§ **Work to complete**
Your answer should repeat the listing in full, with no line missing or altered.

§ **Material to process**

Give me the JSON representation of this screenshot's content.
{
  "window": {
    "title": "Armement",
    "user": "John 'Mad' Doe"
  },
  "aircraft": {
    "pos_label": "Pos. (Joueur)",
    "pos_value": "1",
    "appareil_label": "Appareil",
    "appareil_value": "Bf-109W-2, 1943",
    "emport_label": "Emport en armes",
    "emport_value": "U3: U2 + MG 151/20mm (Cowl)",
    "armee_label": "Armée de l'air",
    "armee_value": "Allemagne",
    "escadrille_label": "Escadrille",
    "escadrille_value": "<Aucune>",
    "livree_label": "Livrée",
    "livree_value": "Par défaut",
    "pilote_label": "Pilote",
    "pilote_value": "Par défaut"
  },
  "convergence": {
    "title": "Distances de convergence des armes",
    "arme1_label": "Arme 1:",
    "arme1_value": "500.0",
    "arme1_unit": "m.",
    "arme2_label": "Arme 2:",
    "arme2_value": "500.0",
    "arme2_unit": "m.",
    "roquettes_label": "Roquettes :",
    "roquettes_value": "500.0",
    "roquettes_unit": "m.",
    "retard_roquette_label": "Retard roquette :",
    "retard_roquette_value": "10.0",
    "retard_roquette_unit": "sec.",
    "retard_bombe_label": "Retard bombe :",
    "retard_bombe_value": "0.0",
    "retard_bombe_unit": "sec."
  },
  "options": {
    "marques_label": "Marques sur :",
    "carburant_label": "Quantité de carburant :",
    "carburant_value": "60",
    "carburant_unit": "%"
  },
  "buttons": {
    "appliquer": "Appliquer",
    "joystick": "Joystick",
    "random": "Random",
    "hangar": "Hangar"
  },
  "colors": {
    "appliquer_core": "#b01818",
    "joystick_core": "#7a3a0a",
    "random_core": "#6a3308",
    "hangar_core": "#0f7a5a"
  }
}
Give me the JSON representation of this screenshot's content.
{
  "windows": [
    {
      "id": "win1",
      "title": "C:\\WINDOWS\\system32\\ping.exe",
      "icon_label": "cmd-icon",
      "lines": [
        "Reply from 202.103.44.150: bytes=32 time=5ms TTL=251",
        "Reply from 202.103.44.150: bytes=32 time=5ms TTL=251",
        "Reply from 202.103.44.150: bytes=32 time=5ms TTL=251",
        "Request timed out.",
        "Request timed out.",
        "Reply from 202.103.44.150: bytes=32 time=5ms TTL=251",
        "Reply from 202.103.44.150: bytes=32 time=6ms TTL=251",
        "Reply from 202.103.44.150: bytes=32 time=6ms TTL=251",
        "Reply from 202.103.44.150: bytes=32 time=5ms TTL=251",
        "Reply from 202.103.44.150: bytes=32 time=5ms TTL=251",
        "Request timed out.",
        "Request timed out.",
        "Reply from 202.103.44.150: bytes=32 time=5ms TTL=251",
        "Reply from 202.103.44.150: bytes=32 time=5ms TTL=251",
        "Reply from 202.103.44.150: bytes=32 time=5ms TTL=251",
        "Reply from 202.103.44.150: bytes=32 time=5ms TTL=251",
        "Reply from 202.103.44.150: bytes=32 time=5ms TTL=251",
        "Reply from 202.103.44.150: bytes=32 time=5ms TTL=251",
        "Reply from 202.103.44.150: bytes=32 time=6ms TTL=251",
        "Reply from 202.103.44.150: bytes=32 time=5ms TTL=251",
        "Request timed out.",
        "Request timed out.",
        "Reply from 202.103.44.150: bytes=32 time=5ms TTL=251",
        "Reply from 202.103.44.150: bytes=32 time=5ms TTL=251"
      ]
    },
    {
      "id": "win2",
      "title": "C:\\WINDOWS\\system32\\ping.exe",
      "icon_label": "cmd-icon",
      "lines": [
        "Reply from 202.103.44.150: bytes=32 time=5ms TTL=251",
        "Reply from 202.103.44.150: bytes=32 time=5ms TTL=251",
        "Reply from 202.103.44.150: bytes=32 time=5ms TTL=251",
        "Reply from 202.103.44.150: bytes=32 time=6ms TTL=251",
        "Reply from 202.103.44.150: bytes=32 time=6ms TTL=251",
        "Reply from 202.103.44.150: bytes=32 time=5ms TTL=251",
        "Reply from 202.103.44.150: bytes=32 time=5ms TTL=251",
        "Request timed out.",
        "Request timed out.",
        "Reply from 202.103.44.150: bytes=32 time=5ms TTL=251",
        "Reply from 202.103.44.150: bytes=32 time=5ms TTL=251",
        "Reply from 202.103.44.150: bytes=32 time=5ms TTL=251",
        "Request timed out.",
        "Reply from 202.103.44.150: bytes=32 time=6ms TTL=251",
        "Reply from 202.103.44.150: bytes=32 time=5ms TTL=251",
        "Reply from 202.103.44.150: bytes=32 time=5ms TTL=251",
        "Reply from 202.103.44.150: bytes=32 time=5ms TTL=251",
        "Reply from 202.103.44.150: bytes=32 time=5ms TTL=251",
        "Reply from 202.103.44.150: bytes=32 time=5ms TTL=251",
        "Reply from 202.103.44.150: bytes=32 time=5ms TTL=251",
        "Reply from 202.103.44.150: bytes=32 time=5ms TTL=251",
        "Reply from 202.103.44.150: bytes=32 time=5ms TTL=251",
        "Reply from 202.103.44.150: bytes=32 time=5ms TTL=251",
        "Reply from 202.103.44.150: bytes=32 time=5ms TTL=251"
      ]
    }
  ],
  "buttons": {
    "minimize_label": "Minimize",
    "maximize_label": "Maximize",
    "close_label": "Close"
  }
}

§ **Exercise response**
Give me the JSON representation of this screenshot's content.
{
  "window": {
    "title": "Armement",
    "user": "John 'Mad' Doe"
  },
  "aircraft": {
    "pos_label": "Pos. (Joueur)",
    "pos_value": "1",
    "appareil_label": "Appareil",
    "appareil_value": "Bf-109W-2, 1943",
    "emport_label": "Emport en armes",
    "emport_value": "U3: U2 + MG 151/20mm (Cowl)",
    "armee_label": "Armée de l'air",
    "armee_value": "Allemagne",
    "escadrille_label": "Escadrille",
    "escadrille_value": "<Aucune>",
    "livree_label": "Livrée",
    "livree_value": "Par défaut",
    "pilote_label": "Pilote",
    "pilote_value": "Par défaut"
  },
  "convergence": {
    "title": "Distances de convergence des armes",
    "arme1_label": "Arme 1:",
    "arme1_value": "500.0",
    "arme1_unit": "m.",
    "arme2_label": "Arme 2:",
    "arme2_value": "500.0",
    "arme2_unit": "m.",
    "roquettes_label": "Roquettes :",
    "roquettes_value": "500.0",
    "roquettes_unit": "m.",
    "retard_roquette_label": "Retard roquette :",
    "retard_roquette_value": "10.0",
    "retard_roquette_unit": "sec.",
    "retard_bombe_label": "Retard bombe :",
    "retard_bombe_value": "0.0",
    "retard_bombe_unit": "sec."
  },
  "options": {
    "marques_label": "Marques sur :",
    "carburant_label": "Quantité de carburant :",
    "carburant_value": "60",
    "carburant_unit": "%"
  },
  "buttons": {
    "appliquer": "Appliquer",
    "joystick": "Joystick",
    "random": "Random",
    "hangar": "Hangar"
  },
  "colors": {
    "appliquer_core": "#b01818",
    "joystick_core": "#7a3a0a",
    "random_core": "#6a3308",
    "hangar_core": "#0f7a5a"
  }
}
Give me the JSON representation of this screenshot's content.
{
  "windows": [
    {
      "id": "win1",
      "title": "C:\\WINDOWS\\system32\\ping.exe",
      "icon_label": "cmd-icon",
      "lines": [
        "Reply from 202.103.44.150: bytes=32 time=5ms TTL=251",
        "Reply from 202.103.44.150: bytes=32 time=5ms TTL=251",
        "Reply from 202.103.44.150: bytes=32 time=5ms TTL=251",
        "Request timed out.",
        "Request timed out.",
        "Reply from 202.103.44.150: bytes=32 time=5ms TTL=251",
        "Reply from 202.103.44.150: bytes=32 time=6ms TTL=251",
        "Reply from 202.103.44.150: bytes=32 time=6ms TTL=251",
        "Reply from 202.103.44.150: bytes=32 time=5ms TTL=251",
        "Reply from 202.103.44.150: bytes=32 time=5ms TTL=251",
        "Request timed out.",
        "Request timed out.",
        "Reply from 202.103.44.150: bytes=32 time=5ms TTL=251",
        "Reply from 202.103.44.150: bytes=32 time=5ms TTL=251",
        "Reply from 202.103.44.150: bytes=32 time=5ms TTL=251",
        "Reply from 202.103.44.150: bytes=32 time=5ms TTL=251",
        "Reply from 202.103.44.150: bytes=32 time=5ms TTL=251",
        "Reply from 202.103.44.150: bytes=32 time=5ms TTL=251",
        "Reply from 202.103.44.150: bytes=32 time=6ms TTL=251",
        "Reply from 202.103.44.150: bytes=32 time=5ms TTL=251",
        "Request timed out.",
        "Request timed out.",
        "Reply from 202.103.44.150: bytes=32 time=5ms TTL=251",
        "Reply from 202.103.44.150: bytes=32 time=5ms TTL=251"
      ]
    },
    {
      "id": "win2",
      "title": "C:\\WINDOWS\\system32\\ping.exe",
      "icon_label": "cmd-icon",
      "lines": [
        "Reply from 202.103.44.150: bytes=32 time=5ms TTL=251",
        "Reply from 202.103.44.150: bytes=32 time=5ms TTL=251",
        "Reply from 202.103.44.150: bytes=32 time=5ms TTL=251",
        "Reply from 202.103.44.150: bytes=32 time=6ms TTL=251",
        "Reply from 202.103.44.150: bytes=32 time=6ms TTL=251",
        "Reply from 202.103.44.150: bytes=32 time=5ms TTL=251",
        "Reply from 202.103.44.150: bytes=32 time=5ms TTL=251",
        "Request timed out.",
        "Request timed out.",
        "Reply from 202.103.44.150: bytes=32 time=5ms TTL=251",
        "Reply from 202.103.44.150: bytes=32 time=5ms TTL=251",
        "Reply from 202.103.44.150: bytes=32 time=5ms TTL=251",
        "Request timed out.",
        "Reply from 202.103.44.150: bytes=32 time=6ms TTL=251",
        "Reply from 202.103.44.150: bytes=32 time=5ms TTL=251",
        "Reply from 202.103.44.150: bytes=32 time=5ms TTL=251",
        "Reply from 202.103.44.150: bytes=32 time=5ms TTL=251",
        "Reply from 202.103.44.150: bytes=32 time=5ms TTL=251",
        "Reply from 202.103.44.150: bytes=32 time=5ms TTL=251",
        "Reply from 202.103.44.150: bytes=32 time=5ms TTL=251",
        "Reply from 202.103.44.150: bytes=32 time=5ms TTL=251",
        "Reply from 202.103.44.150: bytes=32 time=5ms TTL=251",
        "Reply from 202.103.44.150: bytes=32 time=5ms TTL=251",
        "Reply from 202.103.44.150: bytes=32 time=5ms TTL=251"
      ]
    }
  ],
  "buttons": {
    "minimize_label": "Minimize",
    "maximize_label": "Maximize",
    "close_label": "Close"
  }
}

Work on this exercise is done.